**EXERCISE**
Look through the data that follows and copy each line with the string "Duration".

(Entries from a dataset of interfaces)
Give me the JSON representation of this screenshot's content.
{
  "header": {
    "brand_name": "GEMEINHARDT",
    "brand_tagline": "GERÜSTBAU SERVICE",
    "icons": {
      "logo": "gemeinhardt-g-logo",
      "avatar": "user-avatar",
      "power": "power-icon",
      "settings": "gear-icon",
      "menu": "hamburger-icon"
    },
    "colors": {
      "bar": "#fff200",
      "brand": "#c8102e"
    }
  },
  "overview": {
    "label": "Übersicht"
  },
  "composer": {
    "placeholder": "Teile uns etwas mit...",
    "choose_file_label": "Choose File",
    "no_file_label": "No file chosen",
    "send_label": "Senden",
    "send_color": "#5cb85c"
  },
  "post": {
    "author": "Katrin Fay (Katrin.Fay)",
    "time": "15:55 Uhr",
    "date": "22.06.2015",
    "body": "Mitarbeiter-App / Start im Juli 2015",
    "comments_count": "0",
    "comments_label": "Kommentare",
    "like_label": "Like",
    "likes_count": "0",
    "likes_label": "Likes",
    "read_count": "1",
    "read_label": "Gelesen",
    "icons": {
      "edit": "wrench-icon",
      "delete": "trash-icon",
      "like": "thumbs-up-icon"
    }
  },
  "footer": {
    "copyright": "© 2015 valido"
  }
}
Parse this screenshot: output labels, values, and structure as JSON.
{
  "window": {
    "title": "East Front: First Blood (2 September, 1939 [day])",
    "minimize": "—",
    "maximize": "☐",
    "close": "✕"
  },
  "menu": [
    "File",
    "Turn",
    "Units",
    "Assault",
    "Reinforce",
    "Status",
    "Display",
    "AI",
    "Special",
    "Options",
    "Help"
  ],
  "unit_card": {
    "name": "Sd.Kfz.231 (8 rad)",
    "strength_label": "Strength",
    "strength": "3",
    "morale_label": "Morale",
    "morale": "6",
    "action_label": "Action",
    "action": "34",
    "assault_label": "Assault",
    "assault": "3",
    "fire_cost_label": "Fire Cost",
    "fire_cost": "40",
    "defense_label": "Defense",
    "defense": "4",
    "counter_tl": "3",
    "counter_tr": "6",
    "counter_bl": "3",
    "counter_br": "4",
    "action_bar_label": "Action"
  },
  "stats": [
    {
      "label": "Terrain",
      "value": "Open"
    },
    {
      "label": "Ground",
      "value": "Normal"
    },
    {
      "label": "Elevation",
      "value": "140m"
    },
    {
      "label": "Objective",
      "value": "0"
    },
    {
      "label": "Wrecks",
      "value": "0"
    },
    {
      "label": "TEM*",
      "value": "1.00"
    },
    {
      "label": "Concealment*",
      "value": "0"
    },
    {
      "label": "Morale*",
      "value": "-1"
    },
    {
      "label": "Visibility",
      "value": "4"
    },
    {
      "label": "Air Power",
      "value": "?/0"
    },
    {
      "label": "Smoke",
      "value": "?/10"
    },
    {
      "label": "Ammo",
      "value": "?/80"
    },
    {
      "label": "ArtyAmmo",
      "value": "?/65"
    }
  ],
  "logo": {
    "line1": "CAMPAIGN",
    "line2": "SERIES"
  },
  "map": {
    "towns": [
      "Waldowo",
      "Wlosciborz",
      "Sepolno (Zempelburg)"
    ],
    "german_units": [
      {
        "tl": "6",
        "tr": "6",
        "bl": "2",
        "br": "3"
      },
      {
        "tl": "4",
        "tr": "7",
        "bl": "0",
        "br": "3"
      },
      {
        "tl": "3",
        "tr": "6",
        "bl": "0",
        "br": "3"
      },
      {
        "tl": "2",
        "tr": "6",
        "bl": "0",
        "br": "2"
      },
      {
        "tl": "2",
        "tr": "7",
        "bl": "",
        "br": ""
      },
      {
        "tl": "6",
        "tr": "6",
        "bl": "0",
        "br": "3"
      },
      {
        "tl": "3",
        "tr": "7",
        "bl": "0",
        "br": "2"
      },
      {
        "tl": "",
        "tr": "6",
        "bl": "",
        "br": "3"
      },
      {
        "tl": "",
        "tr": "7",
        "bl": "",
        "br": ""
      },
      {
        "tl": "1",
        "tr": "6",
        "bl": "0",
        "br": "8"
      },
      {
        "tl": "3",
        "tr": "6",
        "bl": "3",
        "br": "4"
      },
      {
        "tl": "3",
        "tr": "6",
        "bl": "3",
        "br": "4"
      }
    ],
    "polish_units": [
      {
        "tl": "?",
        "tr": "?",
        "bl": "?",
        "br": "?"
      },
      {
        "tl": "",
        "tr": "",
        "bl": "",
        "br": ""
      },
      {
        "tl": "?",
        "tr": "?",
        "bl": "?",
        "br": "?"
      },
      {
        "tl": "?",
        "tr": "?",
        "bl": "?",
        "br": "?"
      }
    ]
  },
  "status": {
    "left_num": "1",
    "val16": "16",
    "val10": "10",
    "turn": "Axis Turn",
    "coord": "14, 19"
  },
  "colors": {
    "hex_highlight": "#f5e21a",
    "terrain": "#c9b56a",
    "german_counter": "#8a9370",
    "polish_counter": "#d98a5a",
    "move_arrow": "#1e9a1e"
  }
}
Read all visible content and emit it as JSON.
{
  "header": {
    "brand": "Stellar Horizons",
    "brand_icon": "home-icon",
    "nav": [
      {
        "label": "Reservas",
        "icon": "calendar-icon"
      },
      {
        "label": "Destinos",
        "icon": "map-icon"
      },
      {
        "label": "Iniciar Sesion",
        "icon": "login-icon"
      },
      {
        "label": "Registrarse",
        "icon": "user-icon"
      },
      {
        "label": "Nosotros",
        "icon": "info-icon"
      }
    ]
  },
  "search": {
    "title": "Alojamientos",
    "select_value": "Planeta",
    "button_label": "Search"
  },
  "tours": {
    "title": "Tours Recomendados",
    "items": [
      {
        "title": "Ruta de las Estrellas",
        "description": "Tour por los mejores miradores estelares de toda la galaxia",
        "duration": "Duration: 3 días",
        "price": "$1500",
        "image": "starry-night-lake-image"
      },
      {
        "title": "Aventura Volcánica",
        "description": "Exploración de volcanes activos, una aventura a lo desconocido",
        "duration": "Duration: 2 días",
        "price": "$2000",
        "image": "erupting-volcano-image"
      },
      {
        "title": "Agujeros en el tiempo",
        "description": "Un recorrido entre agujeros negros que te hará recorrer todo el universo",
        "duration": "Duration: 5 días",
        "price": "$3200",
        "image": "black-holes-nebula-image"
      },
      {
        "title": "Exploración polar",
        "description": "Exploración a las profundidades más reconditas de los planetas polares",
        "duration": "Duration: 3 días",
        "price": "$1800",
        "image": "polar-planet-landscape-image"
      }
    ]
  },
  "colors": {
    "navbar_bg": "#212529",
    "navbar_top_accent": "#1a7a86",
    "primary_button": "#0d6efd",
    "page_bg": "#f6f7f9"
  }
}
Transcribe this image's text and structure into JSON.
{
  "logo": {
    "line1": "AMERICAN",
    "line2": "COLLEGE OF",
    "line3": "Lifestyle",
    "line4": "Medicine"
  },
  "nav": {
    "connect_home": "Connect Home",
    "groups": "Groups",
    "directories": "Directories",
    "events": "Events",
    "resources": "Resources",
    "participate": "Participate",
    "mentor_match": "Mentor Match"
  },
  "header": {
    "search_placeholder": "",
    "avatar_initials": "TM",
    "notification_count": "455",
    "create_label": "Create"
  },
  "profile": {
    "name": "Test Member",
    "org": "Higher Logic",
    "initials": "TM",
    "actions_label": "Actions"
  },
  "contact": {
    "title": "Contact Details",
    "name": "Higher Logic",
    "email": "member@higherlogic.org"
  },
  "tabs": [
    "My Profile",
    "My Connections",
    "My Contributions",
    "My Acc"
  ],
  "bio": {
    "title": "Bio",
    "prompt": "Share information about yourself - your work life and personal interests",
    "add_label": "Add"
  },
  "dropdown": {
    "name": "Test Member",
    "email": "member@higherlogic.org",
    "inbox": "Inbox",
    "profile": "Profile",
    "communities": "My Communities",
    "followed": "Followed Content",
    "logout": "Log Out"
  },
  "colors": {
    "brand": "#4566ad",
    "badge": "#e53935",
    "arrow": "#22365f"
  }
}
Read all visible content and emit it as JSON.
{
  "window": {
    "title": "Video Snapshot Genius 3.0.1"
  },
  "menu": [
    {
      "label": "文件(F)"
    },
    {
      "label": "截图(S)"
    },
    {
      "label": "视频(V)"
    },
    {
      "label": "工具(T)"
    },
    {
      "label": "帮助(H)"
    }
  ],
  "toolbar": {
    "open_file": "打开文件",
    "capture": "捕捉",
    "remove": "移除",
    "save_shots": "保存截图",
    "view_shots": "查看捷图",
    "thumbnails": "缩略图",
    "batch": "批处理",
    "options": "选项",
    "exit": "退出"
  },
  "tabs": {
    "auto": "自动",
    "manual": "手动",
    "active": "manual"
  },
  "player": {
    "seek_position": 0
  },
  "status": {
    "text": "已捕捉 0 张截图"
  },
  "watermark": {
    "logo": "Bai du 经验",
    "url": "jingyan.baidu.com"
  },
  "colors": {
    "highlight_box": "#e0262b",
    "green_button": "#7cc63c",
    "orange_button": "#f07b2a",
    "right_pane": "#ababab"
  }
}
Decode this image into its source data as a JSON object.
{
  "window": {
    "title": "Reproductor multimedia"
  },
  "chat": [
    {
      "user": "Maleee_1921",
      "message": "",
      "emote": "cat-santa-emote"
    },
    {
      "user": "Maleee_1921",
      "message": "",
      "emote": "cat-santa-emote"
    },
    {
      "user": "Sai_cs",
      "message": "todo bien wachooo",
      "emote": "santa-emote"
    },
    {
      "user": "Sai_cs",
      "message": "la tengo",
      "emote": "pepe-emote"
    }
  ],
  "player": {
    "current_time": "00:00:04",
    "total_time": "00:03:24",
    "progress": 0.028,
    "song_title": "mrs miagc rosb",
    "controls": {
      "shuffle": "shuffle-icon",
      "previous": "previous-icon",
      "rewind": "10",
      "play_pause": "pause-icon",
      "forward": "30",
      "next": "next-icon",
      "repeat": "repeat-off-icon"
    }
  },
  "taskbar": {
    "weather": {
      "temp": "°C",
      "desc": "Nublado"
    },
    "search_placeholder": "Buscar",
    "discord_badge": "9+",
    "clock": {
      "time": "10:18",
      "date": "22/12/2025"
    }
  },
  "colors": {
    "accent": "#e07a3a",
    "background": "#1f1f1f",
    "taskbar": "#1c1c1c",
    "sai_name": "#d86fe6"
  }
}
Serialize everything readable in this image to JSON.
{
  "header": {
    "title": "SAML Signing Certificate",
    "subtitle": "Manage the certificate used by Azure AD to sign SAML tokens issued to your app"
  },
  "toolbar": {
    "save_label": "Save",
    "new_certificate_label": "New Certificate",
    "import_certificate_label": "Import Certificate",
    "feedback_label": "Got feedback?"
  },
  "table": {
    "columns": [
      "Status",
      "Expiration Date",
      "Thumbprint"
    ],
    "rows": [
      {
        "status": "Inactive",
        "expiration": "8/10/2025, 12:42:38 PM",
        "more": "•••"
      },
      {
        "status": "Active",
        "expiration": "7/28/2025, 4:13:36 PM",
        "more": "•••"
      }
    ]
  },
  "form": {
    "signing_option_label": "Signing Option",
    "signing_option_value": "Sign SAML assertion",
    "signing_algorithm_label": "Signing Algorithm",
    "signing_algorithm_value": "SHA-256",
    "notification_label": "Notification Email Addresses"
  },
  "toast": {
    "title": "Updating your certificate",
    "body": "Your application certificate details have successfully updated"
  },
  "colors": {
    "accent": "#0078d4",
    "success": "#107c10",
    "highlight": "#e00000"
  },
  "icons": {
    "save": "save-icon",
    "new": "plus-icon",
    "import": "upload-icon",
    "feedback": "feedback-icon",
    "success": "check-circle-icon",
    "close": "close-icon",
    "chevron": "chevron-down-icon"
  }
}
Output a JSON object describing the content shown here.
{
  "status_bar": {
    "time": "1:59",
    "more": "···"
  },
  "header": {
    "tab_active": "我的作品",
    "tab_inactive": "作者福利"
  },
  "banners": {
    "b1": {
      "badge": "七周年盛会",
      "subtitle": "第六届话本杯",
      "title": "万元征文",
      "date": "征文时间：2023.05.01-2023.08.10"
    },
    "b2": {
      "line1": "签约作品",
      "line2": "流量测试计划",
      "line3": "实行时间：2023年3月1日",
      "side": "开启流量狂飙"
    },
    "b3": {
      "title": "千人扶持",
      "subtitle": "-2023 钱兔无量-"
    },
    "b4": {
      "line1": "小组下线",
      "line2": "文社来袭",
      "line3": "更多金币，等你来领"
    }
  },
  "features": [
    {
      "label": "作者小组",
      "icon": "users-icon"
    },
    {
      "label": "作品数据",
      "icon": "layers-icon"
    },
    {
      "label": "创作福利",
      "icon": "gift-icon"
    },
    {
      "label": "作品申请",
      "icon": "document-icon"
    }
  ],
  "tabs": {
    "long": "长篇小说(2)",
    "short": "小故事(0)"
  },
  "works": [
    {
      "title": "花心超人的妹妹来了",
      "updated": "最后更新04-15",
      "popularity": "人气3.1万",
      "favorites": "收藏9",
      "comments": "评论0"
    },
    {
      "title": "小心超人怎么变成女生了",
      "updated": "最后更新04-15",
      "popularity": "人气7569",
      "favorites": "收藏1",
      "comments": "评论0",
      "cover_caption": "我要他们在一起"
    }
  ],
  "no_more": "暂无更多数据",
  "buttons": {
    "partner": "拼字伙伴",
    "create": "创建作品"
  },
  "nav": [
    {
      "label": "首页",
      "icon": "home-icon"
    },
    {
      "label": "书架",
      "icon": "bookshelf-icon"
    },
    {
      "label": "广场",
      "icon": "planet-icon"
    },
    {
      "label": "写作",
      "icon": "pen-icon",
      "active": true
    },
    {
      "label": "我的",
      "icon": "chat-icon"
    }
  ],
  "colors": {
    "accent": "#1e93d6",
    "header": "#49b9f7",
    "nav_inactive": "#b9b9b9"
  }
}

**RESULT FOR THIS EXERCISE**
        "duration": "Duration: 3 días",
        "duration": "Duration: 2 días",
        "duration": "Duration: 5 días",
        "duration": "Duration: 3 días",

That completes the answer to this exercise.